(EXERCISE INPUTS begins)
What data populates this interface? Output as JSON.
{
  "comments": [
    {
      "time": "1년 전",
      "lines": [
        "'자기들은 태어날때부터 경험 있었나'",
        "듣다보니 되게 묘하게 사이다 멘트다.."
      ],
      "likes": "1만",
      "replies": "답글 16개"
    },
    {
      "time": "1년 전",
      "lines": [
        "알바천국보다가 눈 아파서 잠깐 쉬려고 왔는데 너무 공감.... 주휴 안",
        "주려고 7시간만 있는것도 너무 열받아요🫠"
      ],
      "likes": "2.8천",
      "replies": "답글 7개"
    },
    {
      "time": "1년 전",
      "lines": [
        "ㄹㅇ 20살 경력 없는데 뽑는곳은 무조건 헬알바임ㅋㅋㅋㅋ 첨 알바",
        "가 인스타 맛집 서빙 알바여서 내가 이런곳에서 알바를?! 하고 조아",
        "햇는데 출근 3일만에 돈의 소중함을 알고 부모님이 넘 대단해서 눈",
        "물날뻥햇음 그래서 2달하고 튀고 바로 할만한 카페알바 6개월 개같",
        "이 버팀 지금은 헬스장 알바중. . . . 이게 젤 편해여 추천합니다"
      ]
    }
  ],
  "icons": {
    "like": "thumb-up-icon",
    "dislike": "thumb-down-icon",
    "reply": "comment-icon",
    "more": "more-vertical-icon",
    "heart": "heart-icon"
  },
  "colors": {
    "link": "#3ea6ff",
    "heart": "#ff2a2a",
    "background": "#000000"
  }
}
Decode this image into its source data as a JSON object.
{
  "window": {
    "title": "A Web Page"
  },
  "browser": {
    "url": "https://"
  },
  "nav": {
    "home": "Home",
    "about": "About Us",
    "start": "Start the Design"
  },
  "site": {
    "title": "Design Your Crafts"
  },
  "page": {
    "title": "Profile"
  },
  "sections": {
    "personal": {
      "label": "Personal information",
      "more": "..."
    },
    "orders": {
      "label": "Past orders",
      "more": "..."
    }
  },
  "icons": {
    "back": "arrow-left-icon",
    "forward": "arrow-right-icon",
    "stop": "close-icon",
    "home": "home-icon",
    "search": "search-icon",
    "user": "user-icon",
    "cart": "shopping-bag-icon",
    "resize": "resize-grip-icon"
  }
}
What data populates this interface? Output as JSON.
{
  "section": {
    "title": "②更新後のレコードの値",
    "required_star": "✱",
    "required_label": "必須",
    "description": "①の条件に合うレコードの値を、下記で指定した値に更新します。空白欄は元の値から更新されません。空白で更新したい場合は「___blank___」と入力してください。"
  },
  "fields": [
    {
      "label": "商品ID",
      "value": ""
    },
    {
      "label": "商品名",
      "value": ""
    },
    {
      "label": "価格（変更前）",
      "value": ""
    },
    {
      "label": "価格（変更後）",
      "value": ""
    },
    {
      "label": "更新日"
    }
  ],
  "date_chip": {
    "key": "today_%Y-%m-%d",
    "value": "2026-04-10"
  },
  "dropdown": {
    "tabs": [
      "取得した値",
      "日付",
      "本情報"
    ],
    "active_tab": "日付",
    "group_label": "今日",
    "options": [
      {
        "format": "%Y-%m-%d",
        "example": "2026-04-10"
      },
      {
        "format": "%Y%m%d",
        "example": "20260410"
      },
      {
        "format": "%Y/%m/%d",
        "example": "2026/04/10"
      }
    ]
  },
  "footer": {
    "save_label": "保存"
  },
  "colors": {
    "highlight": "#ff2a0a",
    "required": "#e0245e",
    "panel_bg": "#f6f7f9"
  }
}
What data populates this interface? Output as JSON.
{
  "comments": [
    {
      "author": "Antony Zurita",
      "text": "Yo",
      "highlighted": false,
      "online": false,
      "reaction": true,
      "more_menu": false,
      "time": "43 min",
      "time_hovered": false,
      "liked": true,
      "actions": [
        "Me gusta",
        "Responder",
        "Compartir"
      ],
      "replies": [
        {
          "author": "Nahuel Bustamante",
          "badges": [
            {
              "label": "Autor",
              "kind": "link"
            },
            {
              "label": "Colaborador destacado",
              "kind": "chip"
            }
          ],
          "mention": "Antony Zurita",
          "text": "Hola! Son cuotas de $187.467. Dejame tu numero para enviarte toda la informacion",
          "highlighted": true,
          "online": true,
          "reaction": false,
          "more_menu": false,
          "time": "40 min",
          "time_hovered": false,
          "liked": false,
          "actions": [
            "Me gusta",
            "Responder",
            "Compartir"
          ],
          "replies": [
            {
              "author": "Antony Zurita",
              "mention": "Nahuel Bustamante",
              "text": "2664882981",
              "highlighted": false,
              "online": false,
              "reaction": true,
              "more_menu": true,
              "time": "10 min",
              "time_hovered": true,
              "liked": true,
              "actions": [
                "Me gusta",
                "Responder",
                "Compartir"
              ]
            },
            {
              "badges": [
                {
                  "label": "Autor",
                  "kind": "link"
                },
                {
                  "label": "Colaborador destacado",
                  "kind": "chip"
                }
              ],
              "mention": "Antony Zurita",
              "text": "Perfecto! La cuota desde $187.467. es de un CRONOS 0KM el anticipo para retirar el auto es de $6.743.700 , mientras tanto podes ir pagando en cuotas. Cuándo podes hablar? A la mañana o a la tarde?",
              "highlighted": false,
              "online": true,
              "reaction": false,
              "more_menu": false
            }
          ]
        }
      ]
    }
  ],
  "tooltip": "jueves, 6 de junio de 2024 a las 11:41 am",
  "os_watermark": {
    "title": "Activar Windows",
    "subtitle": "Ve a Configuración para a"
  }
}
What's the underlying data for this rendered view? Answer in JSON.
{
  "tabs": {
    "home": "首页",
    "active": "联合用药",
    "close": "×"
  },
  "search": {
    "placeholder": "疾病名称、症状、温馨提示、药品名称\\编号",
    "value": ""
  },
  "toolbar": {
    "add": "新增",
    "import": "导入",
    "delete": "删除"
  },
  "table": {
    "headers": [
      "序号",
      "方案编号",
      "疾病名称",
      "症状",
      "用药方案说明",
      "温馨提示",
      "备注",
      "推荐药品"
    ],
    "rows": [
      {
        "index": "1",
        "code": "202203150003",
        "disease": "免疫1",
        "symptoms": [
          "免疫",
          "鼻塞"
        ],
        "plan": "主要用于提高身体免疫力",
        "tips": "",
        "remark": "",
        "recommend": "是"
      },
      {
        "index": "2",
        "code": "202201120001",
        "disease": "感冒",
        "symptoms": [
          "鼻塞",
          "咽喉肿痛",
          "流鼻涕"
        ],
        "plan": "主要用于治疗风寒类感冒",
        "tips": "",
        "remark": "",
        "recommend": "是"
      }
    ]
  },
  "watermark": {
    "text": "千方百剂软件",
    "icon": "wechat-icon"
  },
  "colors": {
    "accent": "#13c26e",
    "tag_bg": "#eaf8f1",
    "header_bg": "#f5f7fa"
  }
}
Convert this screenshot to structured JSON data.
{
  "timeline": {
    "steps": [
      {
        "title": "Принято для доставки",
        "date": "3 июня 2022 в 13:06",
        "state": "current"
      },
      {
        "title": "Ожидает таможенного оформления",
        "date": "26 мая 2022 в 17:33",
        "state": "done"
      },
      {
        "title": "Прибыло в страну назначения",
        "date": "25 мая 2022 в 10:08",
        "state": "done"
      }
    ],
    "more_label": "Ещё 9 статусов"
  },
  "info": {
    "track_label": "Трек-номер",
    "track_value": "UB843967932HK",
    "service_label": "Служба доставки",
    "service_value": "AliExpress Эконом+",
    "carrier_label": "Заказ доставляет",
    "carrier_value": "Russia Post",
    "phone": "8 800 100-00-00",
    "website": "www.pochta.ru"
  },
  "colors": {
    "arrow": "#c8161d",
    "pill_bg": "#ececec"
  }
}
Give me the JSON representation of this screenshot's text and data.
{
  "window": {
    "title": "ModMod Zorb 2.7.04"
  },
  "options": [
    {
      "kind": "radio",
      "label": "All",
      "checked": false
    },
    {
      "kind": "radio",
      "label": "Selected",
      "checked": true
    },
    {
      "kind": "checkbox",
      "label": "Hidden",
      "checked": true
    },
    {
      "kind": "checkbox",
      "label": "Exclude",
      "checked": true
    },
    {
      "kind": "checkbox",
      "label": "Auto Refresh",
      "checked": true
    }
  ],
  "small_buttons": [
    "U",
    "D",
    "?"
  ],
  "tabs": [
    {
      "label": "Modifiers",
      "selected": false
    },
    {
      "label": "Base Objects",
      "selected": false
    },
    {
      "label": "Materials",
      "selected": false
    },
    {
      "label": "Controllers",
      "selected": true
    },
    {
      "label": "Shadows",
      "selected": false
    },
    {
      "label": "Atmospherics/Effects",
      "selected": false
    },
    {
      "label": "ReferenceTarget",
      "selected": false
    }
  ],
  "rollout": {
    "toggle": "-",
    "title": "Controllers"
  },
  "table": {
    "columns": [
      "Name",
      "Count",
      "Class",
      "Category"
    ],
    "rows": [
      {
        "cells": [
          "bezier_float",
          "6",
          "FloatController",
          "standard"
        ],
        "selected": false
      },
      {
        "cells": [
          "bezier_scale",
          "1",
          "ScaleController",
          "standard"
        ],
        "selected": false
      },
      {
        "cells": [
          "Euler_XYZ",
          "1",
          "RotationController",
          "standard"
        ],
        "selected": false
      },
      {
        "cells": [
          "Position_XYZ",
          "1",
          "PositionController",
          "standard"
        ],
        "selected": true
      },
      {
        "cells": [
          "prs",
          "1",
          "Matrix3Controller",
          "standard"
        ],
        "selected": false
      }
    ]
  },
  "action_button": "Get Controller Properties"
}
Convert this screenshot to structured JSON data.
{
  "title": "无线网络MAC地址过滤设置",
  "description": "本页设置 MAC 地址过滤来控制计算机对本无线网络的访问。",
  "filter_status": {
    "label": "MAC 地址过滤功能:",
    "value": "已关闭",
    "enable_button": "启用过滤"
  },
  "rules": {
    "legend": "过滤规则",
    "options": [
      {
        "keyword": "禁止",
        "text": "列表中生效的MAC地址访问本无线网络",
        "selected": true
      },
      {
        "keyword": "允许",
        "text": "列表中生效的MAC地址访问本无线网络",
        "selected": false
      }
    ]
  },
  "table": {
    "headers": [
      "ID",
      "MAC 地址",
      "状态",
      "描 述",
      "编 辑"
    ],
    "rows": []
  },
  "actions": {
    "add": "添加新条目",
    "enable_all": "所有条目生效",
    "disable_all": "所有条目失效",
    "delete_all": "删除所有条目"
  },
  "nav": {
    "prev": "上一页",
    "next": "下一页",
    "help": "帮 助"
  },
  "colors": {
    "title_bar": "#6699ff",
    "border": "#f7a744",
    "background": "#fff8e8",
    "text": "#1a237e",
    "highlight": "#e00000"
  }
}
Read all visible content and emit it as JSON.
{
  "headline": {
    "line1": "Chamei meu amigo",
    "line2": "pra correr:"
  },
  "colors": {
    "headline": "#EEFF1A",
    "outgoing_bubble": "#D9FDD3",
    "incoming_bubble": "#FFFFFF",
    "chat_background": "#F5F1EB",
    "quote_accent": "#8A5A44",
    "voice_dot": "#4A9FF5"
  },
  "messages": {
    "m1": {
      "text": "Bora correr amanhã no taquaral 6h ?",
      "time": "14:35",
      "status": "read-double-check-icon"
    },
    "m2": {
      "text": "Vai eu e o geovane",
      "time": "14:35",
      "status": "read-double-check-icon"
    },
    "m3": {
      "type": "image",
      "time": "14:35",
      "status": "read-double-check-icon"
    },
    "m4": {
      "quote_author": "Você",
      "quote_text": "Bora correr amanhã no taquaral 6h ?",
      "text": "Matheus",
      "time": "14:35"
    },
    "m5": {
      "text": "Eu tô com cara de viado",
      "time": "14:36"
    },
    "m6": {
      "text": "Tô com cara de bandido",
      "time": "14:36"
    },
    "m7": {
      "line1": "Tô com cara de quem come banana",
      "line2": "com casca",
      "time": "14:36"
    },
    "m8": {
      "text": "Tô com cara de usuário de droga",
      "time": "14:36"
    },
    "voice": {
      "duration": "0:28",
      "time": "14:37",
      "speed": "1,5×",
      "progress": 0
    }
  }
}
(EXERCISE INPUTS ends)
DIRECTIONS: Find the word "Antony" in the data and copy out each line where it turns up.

SOLUTION:
      "author": "Antony Zurita",
          "mention": "Antony Zurita",
              "author": "Antony Zurita",
              "mention": "Antony Zurita",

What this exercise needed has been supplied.